> **WHAT IS REQUIRED**
In the records that follow, find each line containing "查看回复" and copy it.

> **DATASET**
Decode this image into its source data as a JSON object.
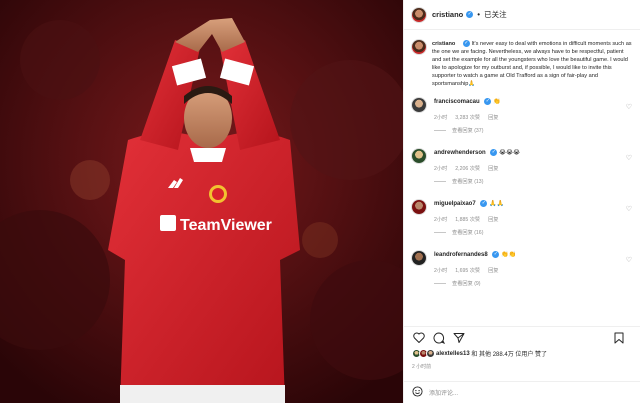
{
  "post": {
    "author": "cristiano",
    "verified_mark": "✓",
    "separator": "•",
    "follow_status": "已关注",
    "caption": "It's never easy to deal with emotions in difficult moments such as the one we are facing. Nevertheless, we always have to be respectful, patient and set the example for all the youngsters who love the beautiful game. I would like to apologize for my outburst and, if possible, I would like to invite this supporter to watch a game at Old Trafford as a sign of fair-play and sportsmanship🙏"
  },
  "photo": {
    "shirt_sponsor": "TeamViewer",
    "colors": {
      "shirt": "#d9232b",
      "background": "#4a0d10"
    }
  },
  "comments": [
    {
      "user": "franciscomacau",
      "text": "👏",
      "time": "2小时",
      "likes": "3,283 次赞",
      "reply": "回复",
      "view_replies": "查看回复 (37)"
    },
    {
      "user": "andrewhenderson",
      "text": "😭😭😭",
      "time": "2小时",
      "likes": "2,206 次赞",
      "reply": "回复",
      "view_replies": "查看回复 (13)"
    },
    {
      "user": "miguelpaixao7",
      "text": "🙏🙏",
      "time": "2小时",
      "likes": "1,885 次赞",
      "reply": "回复",
      "view_replies": "查看回复 (16)"
    },
    {
      "user": "leandrofernandes8",
      "text": "👏👏",
      "time": "2小时",
      "likes": "1,695 次赞",
      "reply": "回复",
      "view_replies": "查看回复 (9)"
    }
  ],
  "likes_summary": {
    "user": "alextelles13",
    "text": "和 其他 288.4万 位用户 赞了"
  },
  "timestamp": "2 小时前",
  "add_comment": {
    "placeholder": "添加评论..."
  },
  "icons": {
    "like": "heart-icon",
    "comment": "comment-icon",
    "share": "share-icon",
    "save": "bookmark-icon",
    "emoji": "emoji-icon"
  }
}
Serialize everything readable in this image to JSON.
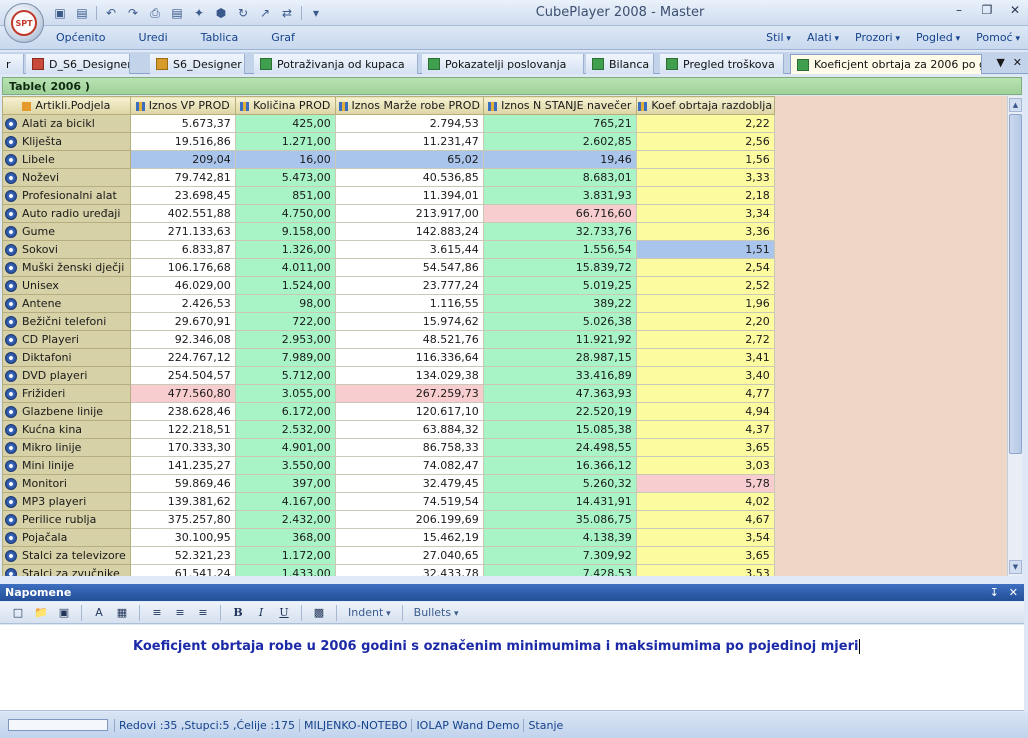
{
  "app": {
    "title": "CubePlayer 2008 - Master",
    "logo_text": "SPT"
  },
  "menu": {
    "left": [
      "Općenito",
      "Uredi",
      "Tablica",
      "Graf"
    ],
    "right": [
      "Stil",
      "Alati",
      "Prozori",
      "Pogled",
      "Pomoć"
    ]
  },
  "tabs": [
    {
      "label": "r",
      "icon": "",
      "active": false
    },
    {
      "label": "D_S6_Designer",
      "icon": "red",
      "active": false
    },
    {
      "label": "S6_Designer",
      "icon": "design",
      "active": false
    },
    {
      "label": "Potraživanja od kupaca",
      "icon": "green",
      "active": false
    },
    {
      "label": "Pokazatelji poslovanja",
      "icon": "green",
      "active": false
    },
    {
      "label": "Bilanca",
      "icon": "green",
      "active": false
    },
    {
      "label": "Pregled troškova",
      "icon": "green",
      "active": false
    },
    {
      "label": "Koeficjent obrtaja za 2006 po g...",
      "icon": "green",
      "active": true
    }
  ],
  "table": {
    "title": "Table( 2006 )",
    "columns": [
      "Artikli.Podjela",
      "Iznos VP PROD",
      "Količina PROD",
      "Iznos Marže robe PROD",
      "Iznos N STANJE navečer",
      "Koef obrtaja razdoblja"
    ],
    "column_colors": [
      "",
      "white",
      "green",
      "white",
      "green",
      "yellow"
    ],
    "rows": [
      {
        "name": "Alati za bicikl",
        "values": [
          "5.673,37",
          "425,00",
          "2.794,53",
          "765,21",
          "2,22"
        ],
        "highlight": {}
      },
      {
        "name": "Kliješta",
        "values": [
          "19.516,86",
          "1.271,00",
          "11.231,47",
          "2.602,85",
          "2,56"
        ],
        "highlight": {}
      },
      {
        "name": "Libele",
        "values": [
          "209,04",
          "16,00",
          "65,02",
          "19,46",
          "1,56"
        ],
        "highlight": {
          "0": "blue",
          "1": "blue",
          "2": "blue",
          "3": "blue"
        }
      },
      {
        "name": "Noževi",
        "values": [
          "79.742,81",
          "5.473,00",
          "40.536,85",
          "8.683,01",
          "3,33"
        ],
        "highlight": {}
      },
      {
        "name": "Profesionalni alat",
        "values": [
          "23.698,45",
          "851,00",
          "11.394,01",
          "3.831,93",
          "2,18"
        ],
        "highlight": {}
      },
      {
        "name": "Auto radio uređaji",
        "values": [
          "402.551,88",
          "4.750,00",
          "213.917,00",
          "66.716,60",
          "3,34"
        ],
        "highlight": {
          "3": "pink"
        }
      },
      {
        "name": "Gume",
        "values": [
          "271.133,63",
          "9.158,00",
          "142.883,24",
          "32.733,76",
          "3,36"
        ],
        "highlight": {}
      },
      {
        "name": "Sokovi",
        "values": [
          "6.833,87",
          "1.326,00",
          "3.615,44",
          "1.556,54",
          "1,51"
        ],
        "highlight": {
          "4": "blue"
        }
      },
      {
        "name": "Muški ženski dječji",
        "values": [
          "106.176,68",
          "4.011,00",
          "54.547,86",
          "15.839,72",
          "2,54"
        ],
        "highlight": {}
      },
      {
        "name": "Unisex",
        "values": [
          "46.029,00",
          "1.524,00",
          "23.777,24",
          "5.019,25",
          "2,52"
        ],
        "highlight": {}
      },
      {
        "name": "Antene",
        "values": [
          "2.426,53",
          "98,00",
          "1.116,55",
          "389,22",
          "1,96"
        ],
        "highlight": {}
      },
      {
        "name": "Bežični telefoni",
        "values": [
          "29.670,91",
          "722,00",
          "15.974,62",
          "5.026,38",
          "2,20"
        ],
        "highlight": {}
      },
      {
        "name": "CD Playeri",
        "values": [
          "92.346,08",
          "2.953,00",
          "48.521,76",
          "11.921,92",
          "2,72"
        ],
        "highlight": {}
      },
      {
        "name": "Diktafoni",
        "values": [
          "224.767,12",
          "7.989,00",
          "116.336,64",
          "28.987,15",
          "3,41"
        ],
        "highlight": {}
      },
      {
        "name": "DVD playeri",
        "values": [
          "254.504,57",
          "5.712,00",
          "134.029,38",
          "33.416,89",
          "3,40"
        ],
        "highlight": {}
      },
      {
        "name": "Frižideri",
        "values": [
          "477.560,80",
          "3.055,00",
          "267.259,73",
          "47.363,93",
          "4,77"
        ],
        "highlight": {
          "0": "pink",
          "2": "pink"
        }
      },
      {
        "name": "Glazbene linije",
        "values": [
          "238.628,46",
          "6.172,00",
          "120.617,10",
          "22.520,19",
          "4,94"
        ],
        "highlight": {}
      },
      {
        "name": "Kućna kina",
        "values": [
          "122.218,51",
          "2.532,00",
          "63.884,32",
          "15.085,38",
          "4,37"
        ],
        "highlight": {}
      },
      {
        "name": "Mikro linije",
        "values": [
          "170.333,30",
          "4.901,00",
          "86.758,33",
          "24.498,55",
          "3,65"
        ],
        "highlight": {}
      },
      {
        "name": "Mini linije",
        "values": [
          "141.235,27",
          "3.550,00",
          "74.082,47",
          "16.366,12",
          "3,03"
        ],
        "highlight": {}
      },
      {
        "name": "Monitori",
        "values": [
          "59.869,46",
          "397,00",
          "32.479,45",
          "5.260,32",
          "5,78"
        ],
        "highlight": {
          "4": "pink"
        }
      },
      {
        "name": "MP3 playeri",
        "values": [
          "139.381,62",
          "4.167,00",
          "74.519,54",
          "14.431,91",
          "4,02"
        ],
        "highlight": {}
      },
      {
        "name": "Perilice rublja",
        "values": [
          "375.257,80",
          "2.432,00",
          "206.199,69",
          "35.086,75",
          "4,67"
        ],
        "highlight": {}
      },
      {
        "name": "Pojačala",
        "values": [
          "30.100,95",
          "368,00",
          "15.462,19",
          "4.138,39",
          "3,54"
        ],
        "highlight": {}
      },
      {
        "name": "Stalci za televizore",
        "values": [
          "52.321,23",
          "1.172,00",
          "27.040,65",
          "7.309,92",
          "3,65"
        ],
        "highlight": {}
      },
      {
        "name": "Stalci za zvučnike",
        "values": [
          "61.541,24",
          "1.433,00",
          "32.433,78",
          "7.428,53",
          "3,53"
        ],
        "highlight": {}
      }
    ]
  },
  "notes": {
    "title": "Napomene",
    "indent_label": "Indent",
    "bullets_label": "Bullets",
    "text": "Koeficjent obrtaja robe u 2006 godini s označenim minimumima i maksimumima po pojedinoj mjeri"
  },
  "status": {
    "items": [
      "Redovi :35 ,Stupci:5 ,Ćelije :175",
      "MILJENKO-NOTEBO",
      "IOLAP Wand Demo",
      "Stanje"
    ]
  }
}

> **TASK ANSWER**
      "view_replies": "查看回复 (37)"
      "view_replies": "查看回复 (13)"
      "view_replies": "查看回复 (16)"
      "view_replies": "查看回复 (9)"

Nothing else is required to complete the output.